■ Task brief ■
One line at a time, check the entries below for the word "kell", and copy each line that has it.

Top of Working data

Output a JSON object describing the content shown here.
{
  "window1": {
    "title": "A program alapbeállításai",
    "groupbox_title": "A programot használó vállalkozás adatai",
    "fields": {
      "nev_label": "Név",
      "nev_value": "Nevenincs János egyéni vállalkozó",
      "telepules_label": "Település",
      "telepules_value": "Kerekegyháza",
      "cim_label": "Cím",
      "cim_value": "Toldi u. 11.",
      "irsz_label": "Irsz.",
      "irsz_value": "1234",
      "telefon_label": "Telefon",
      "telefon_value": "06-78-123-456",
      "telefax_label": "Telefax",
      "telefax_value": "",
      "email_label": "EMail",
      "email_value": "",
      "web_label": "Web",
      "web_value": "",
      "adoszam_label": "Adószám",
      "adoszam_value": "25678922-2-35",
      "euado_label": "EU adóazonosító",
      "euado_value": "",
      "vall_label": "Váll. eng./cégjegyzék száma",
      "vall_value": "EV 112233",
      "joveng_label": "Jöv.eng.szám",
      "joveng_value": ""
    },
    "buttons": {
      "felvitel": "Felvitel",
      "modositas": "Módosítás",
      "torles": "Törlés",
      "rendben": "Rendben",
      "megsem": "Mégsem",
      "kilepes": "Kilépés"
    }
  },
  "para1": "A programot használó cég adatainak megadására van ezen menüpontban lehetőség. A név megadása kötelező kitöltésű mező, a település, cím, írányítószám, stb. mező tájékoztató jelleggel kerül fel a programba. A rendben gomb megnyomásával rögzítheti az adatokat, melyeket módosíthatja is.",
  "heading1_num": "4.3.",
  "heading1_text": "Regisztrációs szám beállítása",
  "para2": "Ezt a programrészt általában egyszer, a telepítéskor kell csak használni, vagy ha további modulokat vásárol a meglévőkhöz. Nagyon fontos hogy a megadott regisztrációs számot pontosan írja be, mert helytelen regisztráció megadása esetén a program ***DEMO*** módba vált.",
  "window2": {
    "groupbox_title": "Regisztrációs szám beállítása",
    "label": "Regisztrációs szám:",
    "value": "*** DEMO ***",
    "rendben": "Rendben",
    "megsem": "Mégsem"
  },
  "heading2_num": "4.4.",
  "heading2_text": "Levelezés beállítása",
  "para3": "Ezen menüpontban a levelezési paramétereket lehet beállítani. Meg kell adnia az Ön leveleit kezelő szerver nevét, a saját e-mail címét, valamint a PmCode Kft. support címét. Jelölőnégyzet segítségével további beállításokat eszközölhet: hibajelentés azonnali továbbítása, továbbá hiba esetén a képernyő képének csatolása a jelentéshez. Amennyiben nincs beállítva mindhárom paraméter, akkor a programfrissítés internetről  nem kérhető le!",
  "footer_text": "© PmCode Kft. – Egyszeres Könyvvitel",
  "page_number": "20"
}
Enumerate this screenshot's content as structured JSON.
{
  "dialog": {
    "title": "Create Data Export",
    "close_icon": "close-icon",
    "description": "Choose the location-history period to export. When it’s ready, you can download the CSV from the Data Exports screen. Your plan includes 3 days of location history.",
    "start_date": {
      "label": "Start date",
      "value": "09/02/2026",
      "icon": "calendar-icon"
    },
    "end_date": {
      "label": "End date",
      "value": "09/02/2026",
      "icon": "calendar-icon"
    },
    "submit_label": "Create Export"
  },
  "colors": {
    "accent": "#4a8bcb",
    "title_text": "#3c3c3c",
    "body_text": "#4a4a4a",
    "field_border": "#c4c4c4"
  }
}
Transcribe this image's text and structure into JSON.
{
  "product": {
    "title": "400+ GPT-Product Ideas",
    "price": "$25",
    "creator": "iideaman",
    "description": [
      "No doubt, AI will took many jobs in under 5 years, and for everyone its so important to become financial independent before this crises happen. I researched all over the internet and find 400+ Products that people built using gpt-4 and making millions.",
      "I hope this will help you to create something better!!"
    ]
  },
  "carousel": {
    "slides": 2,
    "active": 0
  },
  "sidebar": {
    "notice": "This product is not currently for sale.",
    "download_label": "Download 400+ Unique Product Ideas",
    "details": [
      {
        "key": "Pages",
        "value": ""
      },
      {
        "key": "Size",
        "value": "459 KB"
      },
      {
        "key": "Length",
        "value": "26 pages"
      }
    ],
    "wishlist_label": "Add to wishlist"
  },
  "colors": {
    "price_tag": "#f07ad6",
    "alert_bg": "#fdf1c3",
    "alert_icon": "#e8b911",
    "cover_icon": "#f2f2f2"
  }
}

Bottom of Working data

■ Written solution ■
  "para2": "Ezt a programrészt általában egyszer, a telepítéskor kell csak használni, vagy ha további modulokat vásárol a meglévőkhöz. Nagyon fontos hogy a megadott regisztrációs számot pontosan írja be, mert helytelen regisztráció megadása esetén a program ***DEMO*** módba vált.",
  "para3": "Ezen menüpontban a levelezési paramétereket lehet beállítani. Meg kell adnia az Ön leveleit kezelő szerver nevét, a saját e-mail címét, valamint a PmCode Kft. support címét. Jelölőnégyzet segítségével további beállításokat eszközölhet: hibajelentés azonnali továbbítása, továbbá hiba esetén a képernyő képének csatolása a jelentéshez. Amennyiben nincs beállítva mindhárom paraméter, akkor a programfrissítés internetről  nem kérhető le!",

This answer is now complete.